## TASK OBJECTIVE
For this exercise, report every line of the material that includes "glitch".

## RECORDED INFORMATION
-=-=-=-=-
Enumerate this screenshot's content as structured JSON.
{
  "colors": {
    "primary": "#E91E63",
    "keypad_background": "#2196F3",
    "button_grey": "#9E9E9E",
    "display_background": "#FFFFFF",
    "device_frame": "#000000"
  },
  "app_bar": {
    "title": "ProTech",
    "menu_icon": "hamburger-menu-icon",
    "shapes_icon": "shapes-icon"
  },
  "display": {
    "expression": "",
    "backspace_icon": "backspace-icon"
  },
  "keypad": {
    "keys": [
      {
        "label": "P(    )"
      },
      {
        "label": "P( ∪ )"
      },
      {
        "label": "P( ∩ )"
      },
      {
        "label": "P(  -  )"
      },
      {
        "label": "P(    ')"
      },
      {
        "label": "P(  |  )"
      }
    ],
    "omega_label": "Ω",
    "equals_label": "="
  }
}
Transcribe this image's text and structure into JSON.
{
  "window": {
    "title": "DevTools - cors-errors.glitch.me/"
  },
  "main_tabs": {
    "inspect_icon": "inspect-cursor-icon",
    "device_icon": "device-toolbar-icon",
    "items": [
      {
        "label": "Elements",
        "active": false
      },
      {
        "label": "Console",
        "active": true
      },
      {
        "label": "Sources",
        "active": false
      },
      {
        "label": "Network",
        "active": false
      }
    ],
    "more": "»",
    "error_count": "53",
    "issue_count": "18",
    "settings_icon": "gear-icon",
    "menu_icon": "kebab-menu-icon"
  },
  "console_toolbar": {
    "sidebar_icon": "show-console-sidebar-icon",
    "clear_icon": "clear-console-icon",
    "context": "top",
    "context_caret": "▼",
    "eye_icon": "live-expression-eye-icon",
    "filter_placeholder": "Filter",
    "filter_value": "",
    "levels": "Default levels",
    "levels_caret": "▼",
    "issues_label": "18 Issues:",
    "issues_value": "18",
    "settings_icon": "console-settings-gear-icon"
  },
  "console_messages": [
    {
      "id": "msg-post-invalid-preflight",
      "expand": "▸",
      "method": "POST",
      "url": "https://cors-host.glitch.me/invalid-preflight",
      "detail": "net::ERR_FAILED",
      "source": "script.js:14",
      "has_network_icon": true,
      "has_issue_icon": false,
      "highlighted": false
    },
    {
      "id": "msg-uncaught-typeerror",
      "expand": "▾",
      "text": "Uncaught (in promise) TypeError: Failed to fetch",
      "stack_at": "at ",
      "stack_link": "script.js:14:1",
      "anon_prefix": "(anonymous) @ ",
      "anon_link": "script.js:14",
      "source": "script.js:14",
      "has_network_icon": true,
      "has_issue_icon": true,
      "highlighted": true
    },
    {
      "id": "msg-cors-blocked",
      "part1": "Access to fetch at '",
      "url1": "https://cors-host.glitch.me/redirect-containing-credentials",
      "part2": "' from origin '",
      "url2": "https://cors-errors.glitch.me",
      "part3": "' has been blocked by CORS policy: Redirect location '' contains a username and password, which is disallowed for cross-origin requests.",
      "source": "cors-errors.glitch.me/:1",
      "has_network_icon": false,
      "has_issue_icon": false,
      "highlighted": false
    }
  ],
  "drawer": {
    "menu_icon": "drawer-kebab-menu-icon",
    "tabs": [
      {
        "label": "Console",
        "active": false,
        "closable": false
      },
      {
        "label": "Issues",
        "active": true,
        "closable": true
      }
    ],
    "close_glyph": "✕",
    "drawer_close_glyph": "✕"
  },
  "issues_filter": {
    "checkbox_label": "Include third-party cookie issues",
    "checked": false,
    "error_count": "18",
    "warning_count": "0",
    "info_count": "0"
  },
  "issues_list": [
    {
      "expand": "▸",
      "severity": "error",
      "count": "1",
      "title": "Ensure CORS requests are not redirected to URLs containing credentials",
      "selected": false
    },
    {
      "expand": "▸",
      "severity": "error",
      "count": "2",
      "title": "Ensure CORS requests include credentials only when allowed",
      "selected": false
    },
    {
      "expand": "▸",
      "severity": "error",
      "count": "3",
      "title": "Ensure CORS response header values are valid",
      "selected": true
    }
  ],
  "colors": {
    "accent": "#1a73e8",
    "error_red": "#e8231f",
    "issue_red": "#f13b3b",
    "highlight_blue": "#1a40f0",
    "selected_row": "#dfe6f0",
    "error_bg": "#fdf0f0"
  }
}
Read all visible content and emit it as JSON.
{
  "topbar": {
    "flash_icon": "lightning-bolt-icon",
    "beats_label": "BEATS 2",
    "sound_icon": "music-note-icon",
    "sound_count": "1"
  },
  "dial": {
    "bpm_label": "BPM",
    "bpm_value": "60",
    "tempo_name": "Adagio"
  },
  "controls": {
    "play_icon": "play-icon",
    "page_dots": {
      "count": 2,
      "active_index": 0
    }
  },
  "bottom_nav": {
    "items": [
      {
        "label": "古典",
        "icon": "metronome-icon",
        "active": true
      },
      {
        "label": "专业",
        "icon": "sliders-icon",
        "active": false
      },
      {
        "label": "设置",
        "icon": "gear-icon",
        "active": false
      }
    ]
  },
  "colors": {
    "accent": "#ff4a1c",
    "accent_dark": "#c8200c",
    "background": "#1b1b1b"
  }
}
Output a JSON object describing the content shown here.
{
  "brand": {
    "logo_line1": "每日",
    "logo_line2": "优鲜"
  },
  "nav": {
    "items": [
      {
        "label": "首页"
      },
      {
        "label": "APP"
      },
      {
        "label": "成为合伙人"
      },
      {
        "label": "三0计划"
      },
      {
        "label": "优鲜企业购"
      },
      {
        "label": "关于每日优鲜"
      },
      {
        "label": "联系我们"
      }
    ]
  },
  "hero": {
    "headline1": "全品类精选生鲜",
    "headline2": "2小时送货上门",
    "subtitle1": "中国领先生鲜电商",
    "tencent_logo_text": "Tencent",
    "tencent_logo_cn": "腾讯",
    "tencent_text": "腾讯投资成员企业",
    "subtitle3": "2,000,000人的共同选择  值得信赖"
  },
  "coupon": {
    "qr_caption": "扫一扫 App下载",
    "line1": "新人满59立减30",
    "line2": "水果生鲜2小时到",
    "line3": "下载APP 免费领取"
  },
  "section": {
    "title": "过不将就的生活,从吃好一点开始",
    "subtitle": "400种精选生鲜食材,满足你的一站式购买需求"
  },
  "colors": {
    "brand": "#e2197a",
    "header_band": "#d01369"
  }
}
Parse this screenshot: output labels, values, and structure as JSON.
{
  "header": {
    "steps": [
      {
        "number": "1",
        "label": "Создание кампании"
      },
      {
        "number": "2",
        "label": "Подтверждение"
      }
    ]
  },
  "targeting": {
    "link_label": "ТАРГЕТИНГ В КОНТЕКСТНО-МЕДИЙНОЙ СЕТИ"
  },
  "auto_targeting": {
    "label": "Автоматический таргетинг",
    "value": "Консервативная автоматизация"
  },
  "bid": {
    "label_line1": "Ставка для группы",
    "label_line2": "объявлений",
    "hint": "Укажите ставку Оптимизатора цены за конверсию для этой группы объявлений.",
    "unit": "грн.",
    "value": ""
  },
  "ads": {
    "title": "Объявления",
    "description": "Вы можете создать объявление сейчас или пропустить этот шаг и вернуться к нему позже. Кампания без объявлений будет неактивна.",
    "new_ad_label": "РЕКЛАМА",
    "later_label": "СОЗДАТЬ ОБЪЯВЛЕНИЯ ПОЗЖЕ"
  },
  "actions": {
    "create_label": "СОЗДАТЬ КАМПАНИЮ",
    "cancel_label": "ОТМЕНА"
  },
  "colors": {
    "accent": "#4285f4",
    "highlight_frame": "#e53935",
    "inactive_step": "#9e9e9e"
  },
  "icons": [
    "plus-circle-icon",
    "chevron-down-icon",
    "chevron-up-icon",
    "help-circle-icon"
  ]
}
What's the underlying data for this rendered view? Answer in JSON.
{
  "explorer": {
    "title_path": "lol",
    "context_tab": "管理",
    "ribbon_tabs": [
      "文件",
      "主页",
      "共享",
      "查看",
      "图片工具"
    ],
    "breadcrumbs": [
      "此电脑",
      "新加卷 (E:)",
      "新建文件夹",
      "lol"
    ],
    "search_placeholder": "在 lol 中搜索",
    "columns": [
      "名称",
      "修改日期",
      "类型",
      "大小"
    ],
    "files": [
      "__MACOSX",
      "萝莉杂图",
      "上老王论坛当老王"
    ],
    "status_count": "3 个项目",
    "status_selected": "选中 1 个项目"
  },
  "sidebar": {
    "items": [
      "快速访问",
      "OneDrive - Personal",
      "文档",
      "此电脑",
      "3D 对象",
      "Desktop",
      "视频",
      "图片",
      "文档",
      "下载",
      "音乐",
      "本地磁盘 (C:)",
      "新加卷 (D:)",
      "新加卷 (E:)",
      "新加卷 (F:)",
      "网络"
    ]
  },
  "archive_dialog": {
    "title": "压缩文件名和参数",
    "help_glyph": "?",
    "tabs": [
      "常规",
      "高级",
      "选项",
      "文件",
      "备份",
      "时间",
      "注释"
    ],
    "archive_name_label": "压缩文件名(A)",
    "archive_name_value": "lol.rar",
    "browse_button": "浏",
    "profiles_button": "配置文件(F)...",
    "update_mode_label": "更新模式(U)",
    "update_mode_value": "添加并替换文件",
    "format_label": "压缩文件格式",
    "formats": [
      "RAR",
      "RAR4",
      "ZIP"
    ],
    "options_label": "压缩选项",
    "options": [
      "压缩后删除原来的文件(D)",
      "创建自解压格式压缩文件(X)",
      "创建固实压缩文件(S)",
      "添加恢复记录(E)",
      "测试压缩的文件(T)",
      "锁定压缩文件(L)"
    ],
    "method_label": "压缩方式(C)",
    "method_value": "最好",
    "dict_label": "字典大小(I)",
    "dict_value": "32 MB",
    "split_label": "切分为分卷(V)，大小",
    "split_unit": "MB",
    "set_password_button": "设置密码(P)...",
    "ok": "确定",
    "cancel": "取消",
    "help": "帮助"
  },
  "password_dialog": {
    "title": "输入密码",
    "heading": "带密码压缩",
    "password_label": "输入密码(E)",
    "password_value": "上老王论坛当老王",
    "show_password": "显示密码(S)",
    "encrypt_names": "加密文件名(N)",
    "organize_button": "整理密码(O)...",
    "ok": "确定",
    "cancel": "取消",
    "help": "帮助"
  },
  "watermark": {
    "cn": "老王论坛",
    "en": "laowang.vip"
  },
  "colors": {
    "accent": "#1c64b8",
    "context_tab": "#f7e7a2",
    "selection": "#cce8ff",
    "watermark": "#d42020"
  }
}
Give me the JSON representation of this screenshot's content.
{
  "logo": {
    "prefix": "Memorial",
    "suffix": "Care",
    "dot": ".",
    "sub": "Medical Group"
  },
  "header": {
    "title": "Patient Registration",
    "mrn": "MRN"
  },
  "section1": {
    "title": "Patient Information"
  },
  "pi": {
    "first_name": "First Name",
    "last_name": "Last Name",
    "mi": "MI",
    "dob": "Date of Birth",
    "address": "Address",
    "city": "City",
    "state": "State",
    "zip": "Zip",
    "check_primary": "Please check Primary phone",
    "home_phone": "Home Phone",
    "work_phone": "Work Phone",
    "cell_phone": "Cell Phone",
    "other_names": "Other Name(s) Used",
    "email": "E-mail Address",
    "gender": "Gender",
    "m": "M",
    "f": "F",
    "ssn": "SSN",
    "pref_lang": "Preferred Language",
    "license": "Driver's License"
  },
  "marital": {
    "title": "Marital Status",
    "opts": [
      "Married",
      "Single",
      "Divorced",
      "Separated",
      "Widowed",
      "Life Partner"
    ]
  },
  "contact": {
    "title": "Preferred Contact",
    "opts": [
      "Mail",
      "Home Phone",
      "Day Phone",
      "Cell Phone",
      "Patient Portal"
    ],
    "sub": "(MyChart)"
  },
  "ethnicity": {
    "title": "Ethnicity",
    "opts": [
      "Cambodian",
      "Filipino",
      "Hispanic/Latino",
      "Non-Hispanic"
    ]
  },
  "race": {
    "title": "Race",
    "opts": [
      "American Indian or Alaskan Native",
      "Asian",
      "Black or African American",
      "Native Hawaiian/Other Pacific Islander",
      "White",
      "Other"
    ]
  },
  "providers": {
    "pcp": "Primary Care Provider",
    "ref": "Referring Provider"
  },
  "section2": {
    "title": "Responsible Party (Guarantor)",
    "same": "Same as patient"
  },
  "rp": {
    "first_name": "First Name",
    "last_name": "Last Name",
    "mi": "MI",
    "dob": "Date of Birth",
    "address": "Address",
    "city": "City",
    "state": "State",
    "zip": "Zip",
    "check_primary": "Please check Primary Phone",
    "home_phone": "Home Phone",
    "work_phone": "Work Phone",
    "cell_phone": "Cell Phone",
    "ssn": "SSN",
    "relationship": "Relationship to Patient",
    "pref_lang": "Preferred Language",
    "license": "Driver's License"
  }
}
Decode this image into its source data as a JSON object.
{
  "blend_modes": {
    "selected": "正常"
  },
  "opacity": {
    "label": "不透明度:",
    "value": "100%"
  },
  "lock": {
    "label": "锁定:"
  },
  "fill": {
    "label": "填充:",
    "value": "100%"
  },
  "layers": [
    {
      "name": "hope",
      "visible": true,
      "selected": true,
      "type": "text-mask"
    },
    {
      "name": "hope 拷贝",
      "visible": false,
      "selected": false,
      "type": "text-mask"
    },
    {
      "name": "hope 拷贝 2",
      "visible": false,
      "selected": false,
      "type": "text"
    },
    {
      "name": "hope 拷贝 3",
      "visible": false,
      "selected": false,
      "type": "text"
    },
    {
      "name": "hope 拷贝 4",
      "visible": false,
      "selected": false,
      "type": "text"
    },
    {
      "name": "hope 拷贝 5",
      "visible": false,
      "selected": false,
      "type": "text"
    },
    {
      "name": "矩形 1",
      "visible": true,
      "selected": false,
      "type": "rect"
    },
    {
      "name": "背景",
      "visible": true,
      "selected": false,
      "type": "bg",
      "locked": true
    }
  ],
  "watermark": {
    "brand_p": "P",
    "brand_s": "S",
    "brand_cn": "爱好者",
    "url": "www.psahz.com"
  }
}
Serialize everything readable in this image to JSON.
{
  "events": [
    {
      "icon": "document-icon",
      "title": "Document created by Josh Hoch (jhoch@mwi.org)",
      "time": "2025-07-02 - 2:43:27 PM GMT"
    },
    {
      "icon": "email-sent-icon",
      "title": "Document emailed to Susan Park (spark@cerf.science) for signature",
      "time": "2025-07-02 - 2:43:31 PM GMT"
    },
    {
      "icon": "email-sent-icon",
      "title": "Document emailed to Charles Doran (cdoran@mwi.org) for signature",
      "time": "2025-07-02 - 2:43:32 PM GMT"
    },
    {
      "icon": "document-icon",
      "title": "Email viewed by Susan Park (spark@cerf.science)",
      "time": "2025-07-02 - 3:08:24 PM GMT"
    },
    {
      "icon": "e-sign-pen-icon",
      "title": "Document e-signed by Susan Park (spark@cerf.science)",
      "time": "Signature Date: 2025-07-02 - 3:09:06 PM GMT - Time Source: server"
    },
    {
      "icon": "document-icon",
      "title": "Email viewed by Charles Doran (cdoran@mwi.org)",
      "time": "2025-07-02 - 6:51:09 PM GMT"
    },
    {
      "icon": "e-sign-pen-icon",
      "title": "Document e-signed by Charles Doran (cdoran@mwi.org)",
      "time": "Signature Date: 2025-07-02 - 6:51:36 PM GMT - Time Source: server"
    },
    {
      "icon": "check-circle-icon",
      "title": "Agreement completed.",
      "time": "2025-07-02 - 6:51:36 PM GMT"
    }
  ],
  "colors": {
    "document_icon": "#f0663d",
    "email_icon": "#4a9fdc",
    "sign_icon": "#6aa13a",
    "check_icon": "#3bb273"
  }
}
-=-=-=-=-
## WRITTEN ANSWER
    "title": "DevTools - cors-errors.glitch.me/"
      "url": "https://cors-host.glitch.me/invalid-preflight",
      "url1": "https://cors-host.glitch.me/redirect-containing-credentials",
      "url2": "https://cors-errors.glitch.me",
      "source": "cors-errors.glitch.me/:1",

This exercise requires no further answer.